American Shakespeare Center’s Blasphemy Tour is running now through June 17 at the Blackfriars Theatre in Staunton, Va. (Photo by Mike Bailey)
It’s so good it’s almost Blasphemy.
Spring is a time of homecoming for the American Shakespeare Center. It is the season when the touring company returns to the nest to roost and perform three shows in repertory. This year’s tour, intriguingly titled, “Almost Blasphemy”, consists of two of Shakespeare’s most adored plays, A Midsummer Night’s Dream and The Winter’s Tale matched with John Ford’s ‘Tis Pity She’s a Whore. At first glance, the relationship of these three shows to the tour name and to each other may be difficult to discern.
“We title each tour like a rock band or recording artist usually title their tours,” says ASC Artistic Director, Jim Warren. “We’re trying to get something that relates to all three titles in some way; something that sounds fun to say; something that looks good on posters and t-shirts!”
“Almost Blasphemy” comes from the first scene in ‘Tis Pity She’s a Whore where the Friar tells Giovanni:
‘Repentance, son, and sorrow for this sin:
For thou hast moved a Majesty above,
With thy unrangéd almost blasphemy’.”
Touring rookie actor, Eugene Douglas, sees themes of rash decisions with serious repercussions and conflicts between spirituality and earthly delights in this collection of plays. “I see motifs in all three of romantic relationships run amok,” he says. Douglas plays no less than five roles betwixt the three productions and describes the plays thusly, “With Tis Pity, you have a genre bloodbath. With Winter’s Tale, you have a lyrical tragicomedy. With Midsummer, you have magic and romance and slapstick at the forefront. Each play has elements of these things, but are unique in their individual presentations.”

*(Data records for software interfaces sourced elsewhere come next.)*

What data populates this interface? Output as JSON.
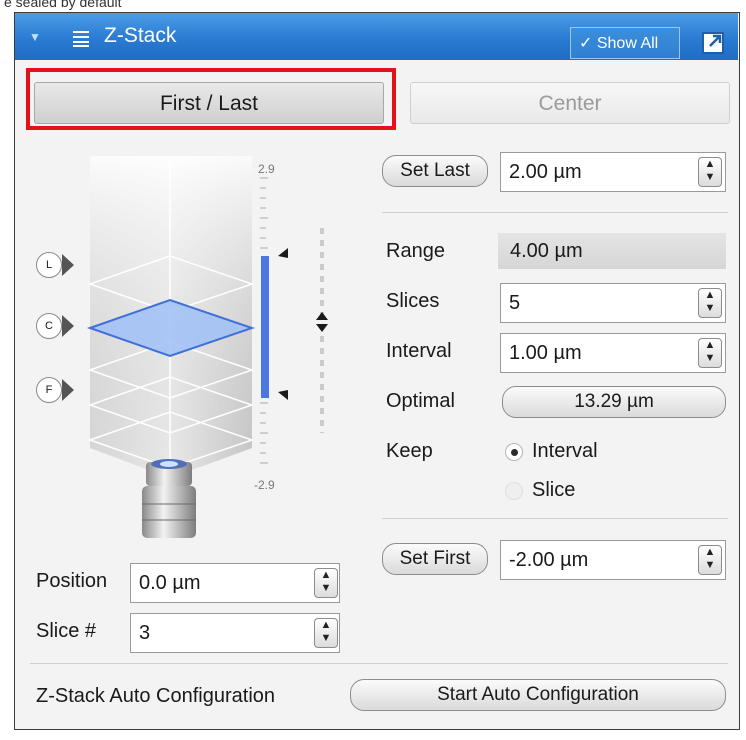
{
  "caption": "e sealed by default",
  "header": {
    "title": "Z-Stack",
    "show_all_label": "Show All",
    "show_all_checked": true
  },
  "tabs": [
    {
      "label": "First / Last",
      "selected": true
    },
    {
      "label": "Center",
      "selected": false
    }
  ],
  "visual": {
    "top_tick": "2.9",
    "bottom_tick": "-2.9",
    "markers": {
      "last": "L",
      "center": "C",
      "first": "F"
    }
  },
  "set_last": {
    "button": "Set Last",
    "value": "2.00 µm"
  },
  "range": {
    "label": "Range",
    "value": "4.00 µm"
  },
  "slices": {
    "label": "Slices",
    "value": "5"
  },
  "interval": {
    "label": "Interval",
    "value": "1.00 µm"
  },
  "optimal": {
    "label": "Optimal",
    "value": "13.29 µm"
  },
  "keep": {
    "label": "Keep",
    "options": [
      {
        "label": "Interval",
        "selected": true,
        "enabled": true
      },
      {
        "label": "Slice",
        "selected": false,
        "enabled": true
      }
    ]
  },
  "set_first": {
    "button": "Set First",
    "value": "-2.00 µm"
  },
  "position": {
    "label": "Position",
    "value": "0.0 µm"
  },
  "slice_num": {
    "label": "Slice #",
    "value": "3"
  },
  "auto_config": {
    "label": "Z-Stack Auto Configuration",
    "button": "Start Auto Configuration"
  },
  "colors": {
    "title_bar": "#2a7bd3",
    "highlight": "#e3121a",
    "slider": "#4a78e0"
  }
}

The grouping of plays offers a variety of choices for new patrons as well as for repeat visitors to ASC’s Blackfriars Theatre. Midsummer Night’s Dream, which has been performed several times in the company’s 24-year history, is one of Shakespeare’s most beloved comedies. ‘Tis Pity She’s a Whore is a gory, twisted re-imagined version of Romeo and Juliet is rarely performed (this is the second time in ASC’s history). The Winter’s Tale, with it’s half tragedy/ half romantic comedy mash-up provides the perfect middle ground between the other two plays in both tone and popularity.
In order to keep the more oft performed plays fresh for ASC regulars, costuming is a key element. This season is the first time that Midsummer Night’s Dream will be performed in traditional Elizabethan dress. In contrast, the costume influence for ‘Tis Pity She’s a Whore is Quentin Tarantino’s Reservoir Dogs. “The entire look of the show is something akin to ‘steampunk modern meets Alexander McQueen outrageous modern’,” says Warren. “Tis Pity has some outrageous modern costumes because it’s a lot like a Tarantino movie: violent/funny, dramatic/comic, full of smart characters with great dialogue. I also went with modern costumes for ‘Tis Pity so that audiences coming to see all three Spring Season shows get to see three very different flavors of costume styles.”
“I think each of these shows demonstrates a different level of reality,” summarizes Denice Mahler, a Blasphemy Tour actress. “They all, like life, evoke laughter and loss, tears of joy and pain. There’s a catharsis waiting to be had in each one.” Well, if that is blasphemy it sounds pretty entertaining.
For more information go to: americanshakespearecenter.com or call 1-877-682-4236.